**Directions**:
With the images omitted, return all of the entries exactly as they stand.

Data records for software interfaces:
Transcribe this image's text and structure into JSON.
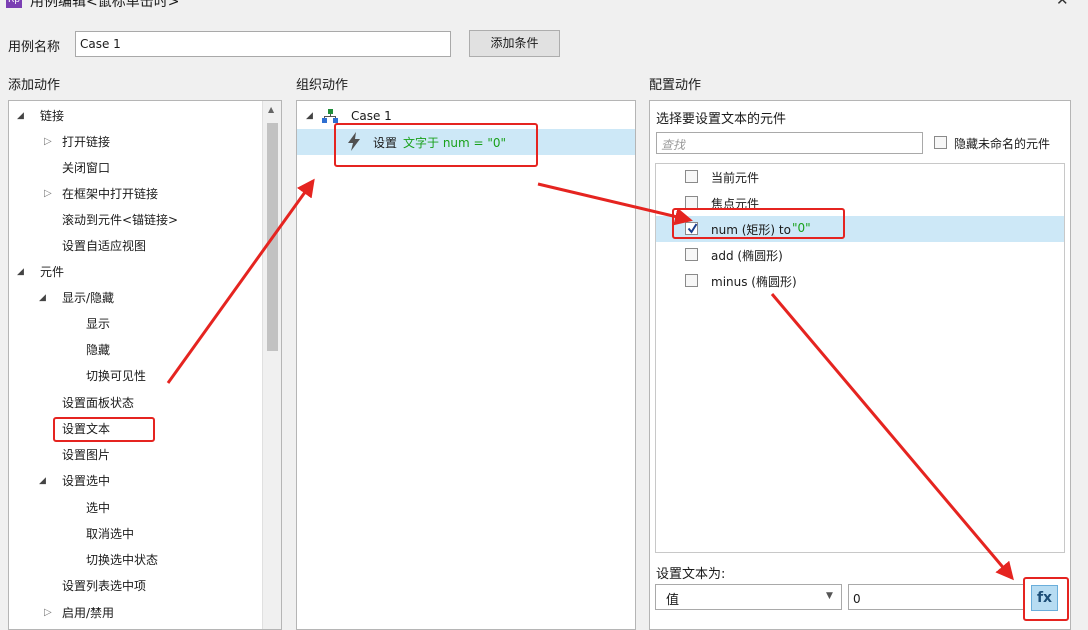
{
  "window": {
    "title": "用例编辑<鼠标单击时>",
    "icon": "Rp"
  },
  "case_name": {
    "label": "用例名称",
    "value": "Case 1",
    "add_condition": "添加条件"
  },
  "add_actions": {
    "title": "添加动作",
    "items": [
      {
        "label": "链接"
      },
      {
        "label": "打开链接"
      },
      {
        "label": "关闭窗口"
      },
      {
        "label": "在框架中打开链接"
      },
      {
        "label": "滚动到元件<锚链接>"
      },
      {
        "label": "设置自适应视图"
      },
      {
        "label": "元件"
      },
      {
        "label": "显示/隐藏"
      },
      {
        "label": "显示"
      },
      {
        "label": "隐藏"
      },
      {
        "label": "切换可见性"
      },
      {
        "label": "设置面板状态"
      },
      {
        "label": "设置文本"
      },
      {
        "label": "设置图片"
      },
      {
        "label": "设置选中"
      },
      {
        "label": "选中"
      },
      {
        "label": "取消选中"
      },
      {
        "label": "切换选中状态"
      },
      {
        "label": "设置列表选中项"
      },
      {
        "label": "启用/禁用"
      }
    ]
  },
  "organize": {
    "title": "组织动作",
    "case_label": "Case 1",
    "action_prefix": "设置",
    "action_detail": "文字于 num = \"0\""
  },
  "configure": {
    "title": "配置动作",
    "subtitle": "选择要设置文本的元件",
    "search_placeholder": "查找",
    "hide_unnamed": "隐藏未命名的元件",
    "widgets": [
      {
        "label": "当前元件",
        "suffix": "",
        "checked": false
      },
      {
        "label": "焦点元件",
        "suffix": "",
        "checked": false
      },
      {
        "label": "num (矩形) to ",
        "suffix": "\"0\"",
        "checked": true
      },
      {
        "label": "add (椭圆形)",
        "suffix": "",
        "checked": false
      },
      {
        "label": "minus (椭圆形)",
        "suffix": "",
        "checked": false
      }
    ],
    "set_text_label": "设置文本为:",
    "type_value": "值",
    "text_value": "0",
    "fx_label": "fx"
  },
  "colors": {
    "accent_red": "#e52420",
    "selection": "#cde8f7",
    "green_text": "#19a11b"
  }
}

**Answer to this problem**:
Transcribe this image's text and structure into JSON.
{
  "window": {
    "title": "用例编辑<鼠标单击时>",
    "icon": "Rp"
  },
  "case_name": {
    "label": "用例名称",
    "value": "Case 1",
    "add_condition": "添加条件"
  },
  "add_actions": {
    "title": "添加动作",
    "items": [
      {
        "label": "链接"
      },
      {
        "label": "打开链接"
      },
      {
        "label": "关闭窗口"
      },
      {
        "label": "在框架中打开链接"
      },
      {
        "label": "滚动到元件<锚链接>"
      },
      {
        "label": "设置自适应视图"
      },
      {
        "label": "元件"
      },
      {
        "label": "显示/隐藏"
      },
      {
        "label": "显示"
      },
      {
        "label": "隐藏"
      },
      {
        "label": "切换可见性"
      },
      {
        "label": "设置面板状态"
      },
      {
        "label": "设置文本"
      },
      {
        "label": "设置图片"
      },
      {
        "label": "设置选中"
      },
      {
        "label": "选中"
      },
      {
        "label": "取消选中"
      },
      {
        "label": "切换选中状态"
      },
      {
        "label": "设置列表选中项"
      },
      {
        "label": "启用/禁用"
      }
    ]
  },
  "organize": {
    "title": "组织动作",
    "case_label": "Case 1",
    "action_prefix": "设置",
    "action_detail": "文字于 num = \"0\""
  },
  "configure": {
    "title": "配置动作",
    "subtitle": "选择要设置文本的元件",
    "search_placeholder": "查找",
    "hide_unnamed": "隐藏未命名的元件",
    "widgets": [
      {
        "label": "当前元件",
        "suffix": "",
        "checked": false
      },
      {
        "label": "焦点元件",
        "suffix": "",
        "checked": false
      },
      {
        "label": "num (矩形) to ",
        "suffix": "\"0\"",
        "checked": true
      },
      {
        "label": "add (椭圆形)",
        "suffix": "",
        "checked": false
      },
      {
        "label": "minus (椭圆形)",
        "suffix": "",
        "checked": false
      }
    ],
    "set_text_label": "设置文本为:",
    "type_value": "值",
    "text_value": "0",
    "fx_label": "fx"
  },
  "colors": {
    "accent_red": "#e52420",
    "selection": "#cde8f7",
    "green_text": "#19a11b"
  }
}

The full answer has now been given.